_RECORDS PROVIDED:_
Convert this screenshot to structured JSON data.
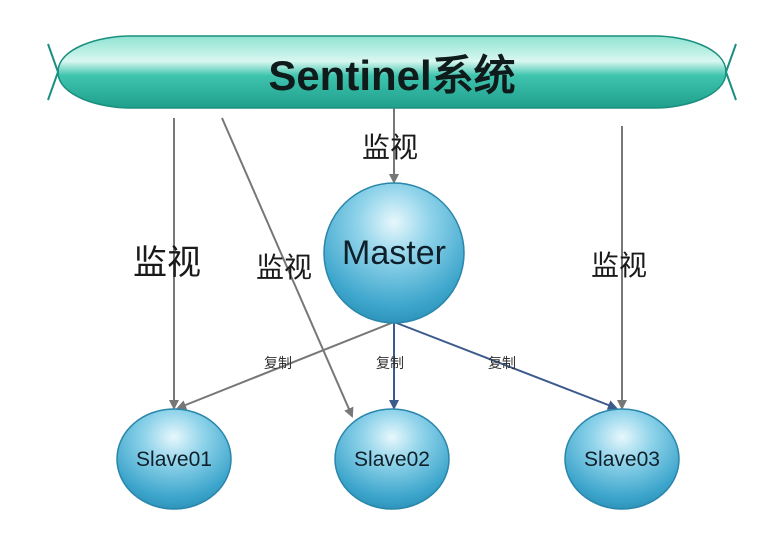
{
  "banner": {
    "title": "Sentinel系统"
  },
  "labels": {
    "monitor_master": "监视",
    "monitor_slave01": "监视",
    "monitor_slave02": "监视",
    "monitor_slave03": "监视",
    "replicate_slave01": "复制",
    "replicate_slave02": "复制",
    "replicate_slave03": "复制"
  },
  "nodes": {
    "master": "Master",
    "slave01": "Slave01",
    "slave02": "Slave02",
    "slave03": "Slave03"
  },
  "colors": {
    "banner_fill": "#2fbfa8",
    "banner_highlight": "#b8efe3",
    "node_fill": "#4fb3d4",
    "node_highlight": "#dff4fb",
    "monitor_arrow": "#777777",
    "replicate_arrow_gray": "#777777",
    "replicate_arrow_blue": "#3c5a8c"
  }
}
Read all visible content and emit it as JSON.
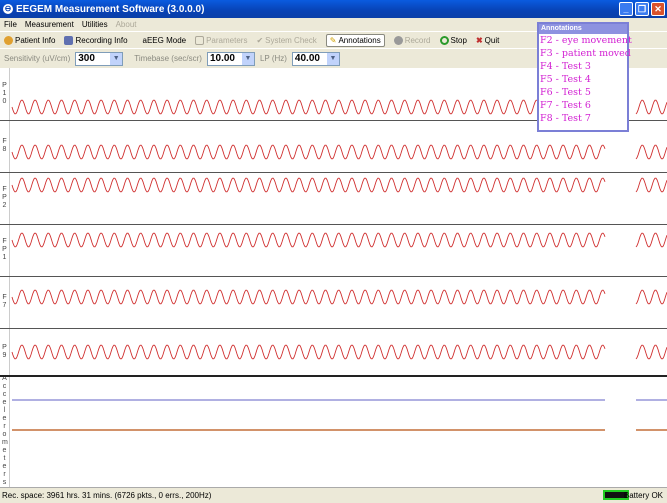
{
  "window": {
    "title": "EEGEM Measurement Software (3.0.0.0)"
  },
  "menu": [
    "File",
    "Measurement",
    "Utilities",
    "About"
  ],
  "toolbar": {
    "patient_info": "Patient Info",
    "recording_info": "Recording Info",
    "aeeg_mode": "aEEG Mode",
    "parameters": "Parameters",
    "system_check": "System Check",
    "annotations": "Annotations",
    "record": "Record",
    "stop": "Stop",
    "quit": "Quit"
  },
  "controls": {
    "sensitivity_label": "Sensitivity (uV/cm)",
    "sensitivity": "300",
    "timebase_label": "Timebase (sec/scr)",
    "timebase": "10.00",
    "lp_label": "LP (Hz)",
    "lp": "40.00"
  },
  "channels": [
    "P10",
    "F8",
    "FP2",
    "FP1",
    "F7",
    "P9",
    "Accelerometers"
  ],
  "colors": {
    "eeg": "#d03030",
    "accel_1": "#8080d0",
    "accel_2": "#b85010"
  },
  "annotations": {
    "title": "Annotations",
    "items": [
      "F2 - eye movement",
      "F3 - patient moved",
      "F4 - Test 3",
      "F5 - Test 4",
      "F6 - Test 5",
      "F7 - Test 6",
      "F8 - Test 7"
    ]
  },
  "status": {
    "text": "Rec. space: 3961 hrs. 31 mins. (6726 pkts., 0 errs., 200Hz)",
    "battery": "Battery OK"
  }
}
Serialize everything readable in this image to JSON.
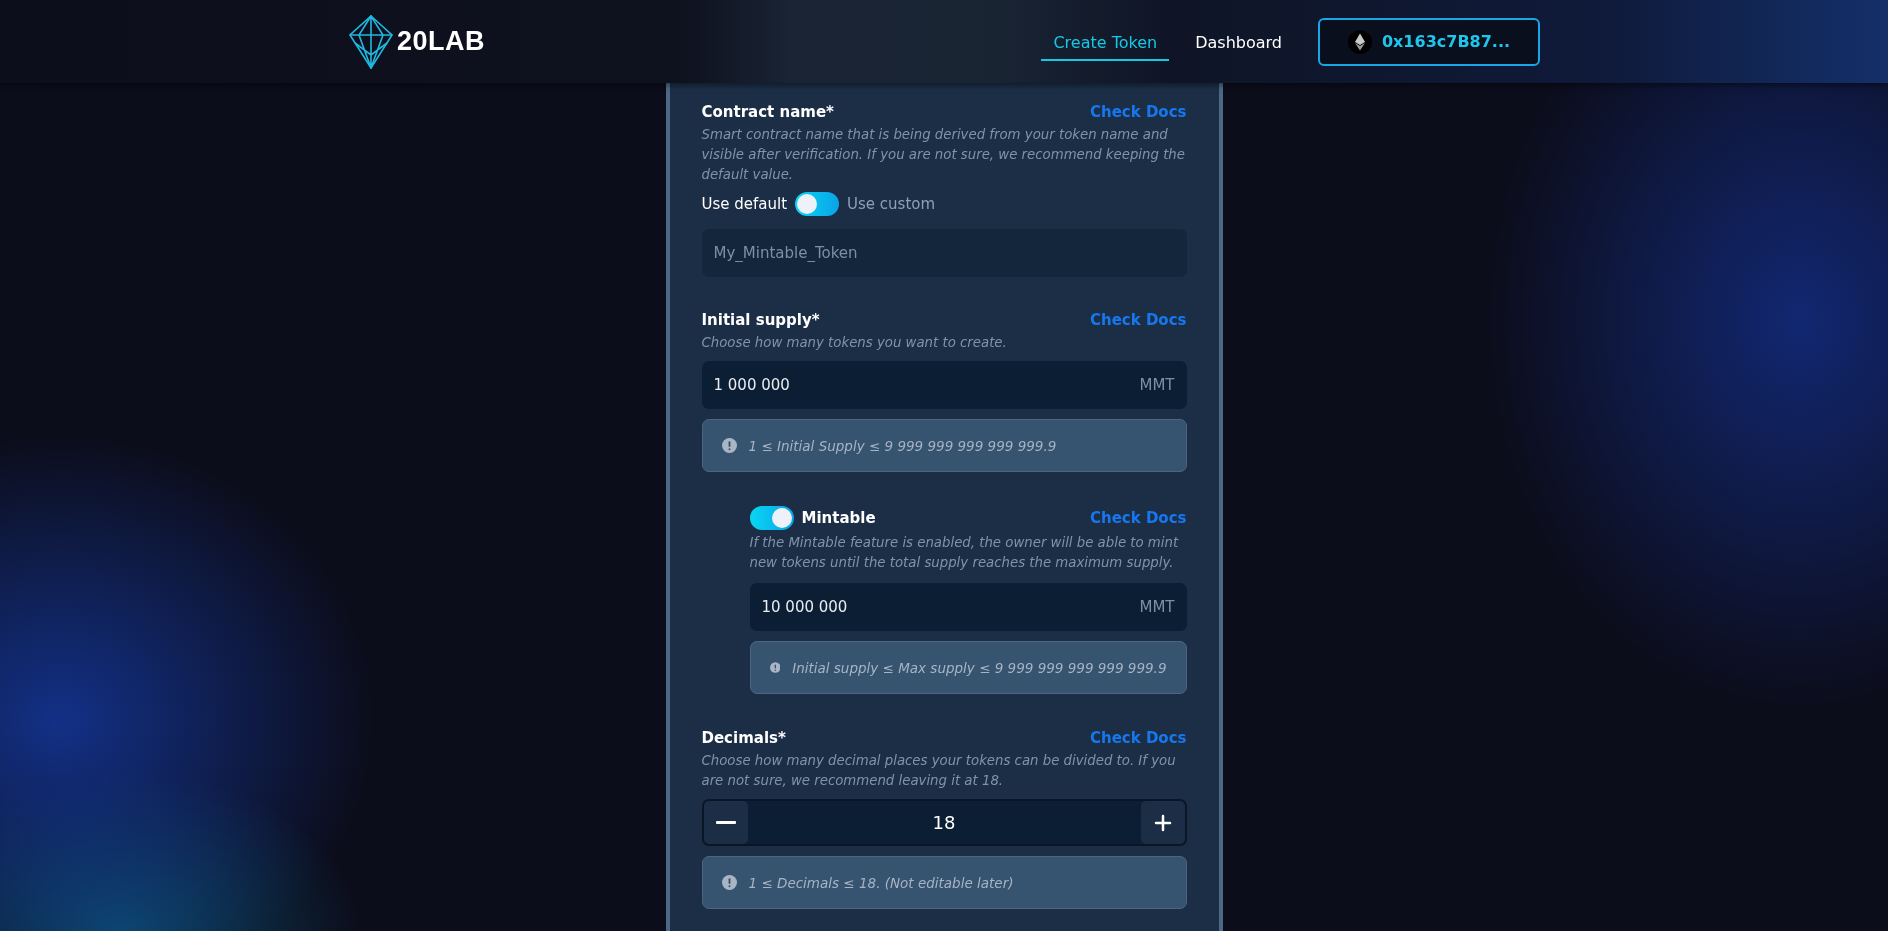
{
  "header": {
    "logo_text": "20LAB",
    "nav": [
      {
        "label": "Create Token",
        "selected": true
      },
      {
        "label": "Dashboard",
        "selected": false
      }
    ],
    "wallet": {
      "address": "0x163c7B87..."
    }
  },
  "sections": [
    {
      "kind": "name",
      "title": "Contract name*",
      "docs_link": "Check Docs",
      "description": "Smart contract name that is being derived from your token name and visible after verification. If you are not sure, we recommend keeping the default value.",
      "toggle": {
        "left_label": "Use default",
        "right_label": "Use custom",
        "on": false
      },
      "field": {
        "placeholder": "My_Mintable_Token"
      }
    },
    {
      "kind": "amount",
      "title": "Initial supply*",
      "docs_link": "Check Docs",
      "description": "Choose how many tokens you want to create.",
      "field": {
        "value": "1 000 000",
        "unit": "MMT"
      },
      "note": "1 ≤ Initial Supply ≤ 9 999 999 999 999 999.9",
      "options": [
        {
          "title": "Mintable",
          "on": true,
          "docs_link": "Check Docs",
          "description": "If the Mintable feature is enabled, the owner will be able to mint new tokens until the total supply reaches the maximum supply.",
          "field": {
            "value": "10 000 000",
            "unit": "MMT"
          },
          "note": "Initial supply ≤ Max supply ≤ 9 999 999 999 999 999.9"
        }
      ]
    },
    {
      "kind": "stepper",
      "title": "Decimals*",
      "docs_link": "Check Docs",
      "description": "Choose how many decimal places your tokens can be divided to. If you are not sure, we recommend leaving it at 18.",
      "field": {
        "value": "18"
      },
      "note": "1 ≤ Decimals ≤ 18. (Not editable later)"
    }
  ]
}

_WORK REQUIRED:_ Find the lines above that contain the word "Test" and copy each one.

_ANSWER TO THE EXERCISE:_
      "F4 - Test 3",
      "F5 - Test 4",
      "F6 - Test 5",
      "F7 - Test 6",
      "F8 - Test 7"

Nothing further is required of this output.